Unlike the old track of the Greeley Ponds Trail, which followed the course of the river and climbed gradually (though at times over rough and rooty patches), the Timber Camp Trail reminds you where your leg-muscles are as you climb away from the valley floor.  Soon enough, we caught glimpses of the far wall of the Mad River Notch, a panorama of steep mountain shoulders relieved by a few open rock faces.

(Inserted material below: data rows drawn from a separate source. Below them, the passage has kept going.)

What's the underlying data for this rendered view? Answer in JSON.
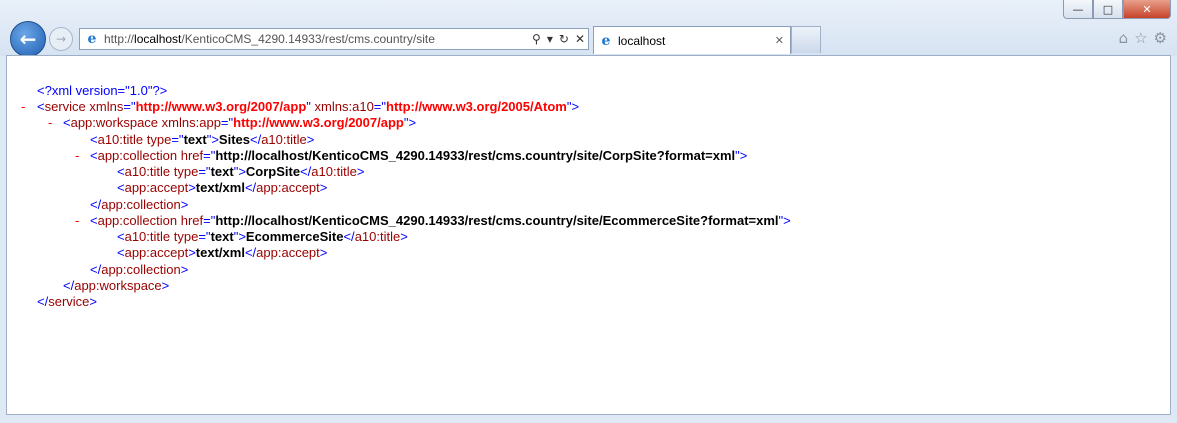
{
  "window": {
    "min_glyph": "—",
    "max_glyph": "□",
    "close_glyph": "✕"
  },
  "toolbar": {
    "back_glyph": "←",
    "forward_glyph": "→",
    "url_prefix": "http://",
    "url_host": "localhost",
    "url_path": "/KenticoCMS_4290.14933/rest/cms.country/site",
    "search_glyph": "⚲",
    "dropdown_glyph": "▾",
    "refresh_glyph": "↻",
    "stop_glyph": "✕",
    "home_glyph": "⌂",
    "favorites_glyph": "☆",
    "settings_glyph": "⚙"
  },
  "tab": {
    "title": "localhost",
    "close_glyph": "✕"
  },
  "icons": {
    "ie": "e"
  },
  "xml": {
    "decl": "<?xml version=\"1.0\"?>",
    "minus": "-",
    "lt": "<",
    "gt": ">",
    "close_lt": "</",
    "eq_q": "=\"",
    "q": "\"",
    "service_tag": "service",
    "xmlns_attr": "xmlns",
    "service_xmlns": "http://www.w3.org/2007/app",
    "xmlns_a10_attr": "xmlns:a10",
    "service_a10": "http://www.w3.org/2005/Atom",
    "workspace_tag": "app:workspace",
    "xmlns_app_attr": "xmlns:app",
    "workspace_xmlns": "http://www.w3.org/2007/app",
    "title_tag": "a10:title",
    "type_attr": "type",
    "type_value": "text",
    "sites_text": "Sites",
    "collection_tag": "app:collection",
    "href_attr": "href",
    "corp_href": "http://localhost/KenticoCMS_4290.14933/rest/cms.country/site/CorpSite?format=xml",
    "corp_title": "CorpSite",
    "accept_tag": "app:accept",
    "accept_value": "text/xml",
    "ecom_href": "http://localhost/KenticoCMS_4290.14933/rest/cms.country/site/EcommerceSite?format=xml",
    "ecom_title": "EcommerceSite"
  }
}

The cut-off to the Greeley Brook Trail isn’t particularly hard to find if you are looking, though I bet thousands of hikers and mountain bikers have gone by over the years without giving it a second thought.  Mike and I saw it right away; it was evident by two essential features:  first, the sharp drop-off on the right side of the trail finally transitioned to a flat, continuous ridge, and second, the hardwoods that made up the forest along the steep bluff suddenly changed to a line of dense young firs.  We shimmied through the line of boughs and immediately found ourselves on a flat track following the contour of the ridge.  Cliff the Wonder Dog took off ahead of us, threading his way through ferns and hobblebush just taking root on the old trail.

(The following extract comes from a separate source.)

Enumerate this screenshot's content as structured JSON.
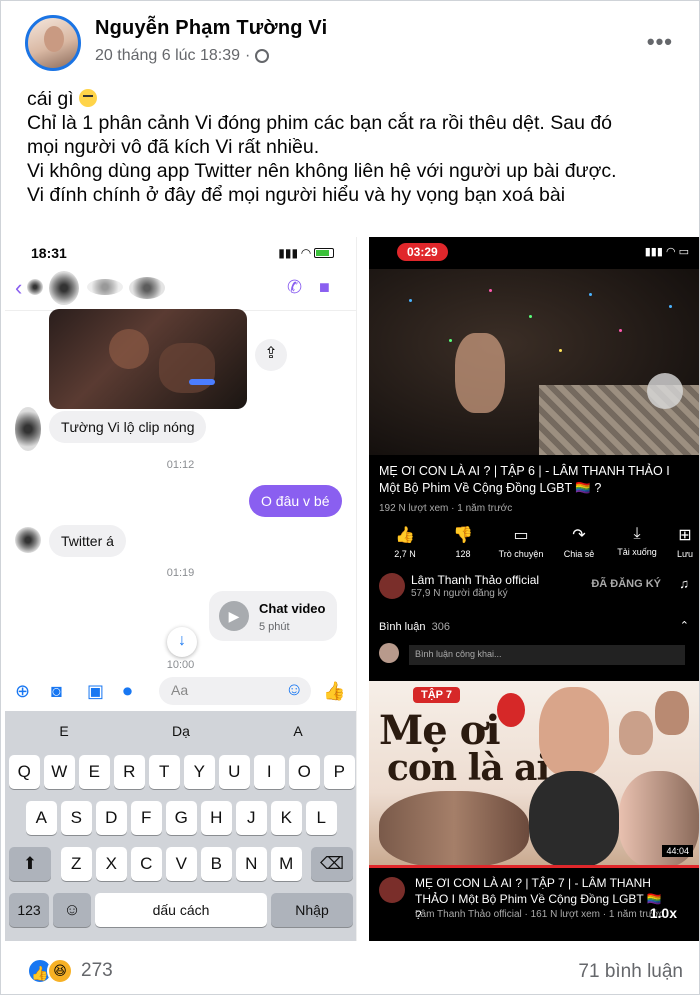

We plodded along steadily for a few hundred yards till we encountered a wall of young spruce reclaiming what was once an open meadow.  We stopped and scanned for a path – even Cliff wasn’t sure which way to go – until we finally decided to plow straight through the trees to see what was on the other side.  I took the first few tentative steps until the trees grew less dense and we were sure we were back on the old path, then let Cliff and Mike break trail through an astounding number of sticky, creepy cobwebs.  Finally, the spruce grove was behind us and we were trucking along Greeley Brook Trail once again.

I had studied a map briefly before we left, so I knew – roughly – where we were and where we were headed.  The old Greeley Brook Trail follows the contour of the ridge, slightly up and slightly down, until it meets a branch coming in hard from the right (the eventual continuation of the Greeley Ponds Trail, returning to the river bed on an old logging road).  We continued on straight, though, as the trail angled up and through a wet section, where we took to the woods on the high side, hoping to keep our feet dry.  A few hundred feet more, and we came to Greeley Brook, a pretty stream tumbling down the steep mountainside over a rocky, mossy bed.  We studied the remnants of an old logging bridge – several thick, moss-covered peeled trunks, probably hemlock, spanning the brook and stripped of bridge decking by the ravages of time.  We’d gone as far as we would go today.  Even Cliff seemed ready to turn for home.

As we headed back the way we’d come, we were both glad we’d gone the extra mile.  It had been a while since we’d had time to just hang out, but more to the point, in a little over an hour, Mike and I had managed to span more than a century of time.  We’d seen evidence of the region’s history along the Greeley Ponds Trail and in an old, neglected path; we’d seen the ugly reality of the trail’s present, etched deeply by Irene’s flood waters.  We had also glimpsed the trail’s future as we trudged up the Timber Camp Trail and out along the old Greeley Brook Trail.  It wasn’t quite time travel, but for a cool, fall-like Sunday afternoon, it was plenty close enough.

To learn more about efforts to bring back the Greeley Ponds Trail, please visit

About Jan Stearns

I've been living in and loving New Hampshire's White Mountains for most of my life. I moved to Waterville Valley in 1981 and quickly realized why it was dubbed a Yankee Shangri-la. Once you’ve experienced Waterville Valley, you’ll want to call it yours. The great team of Realtors at Waterville Valley Realty can help you find a Waterville Valley home that fits your lifestyle and budget.

Leave a Reply

Your email address will not be published. Required fields are marked *

Waterville Valley. Once you’ve experienced it, you’ll want to call it your own.

Market UpdateResort InsiderLinksWaterville Valley Resort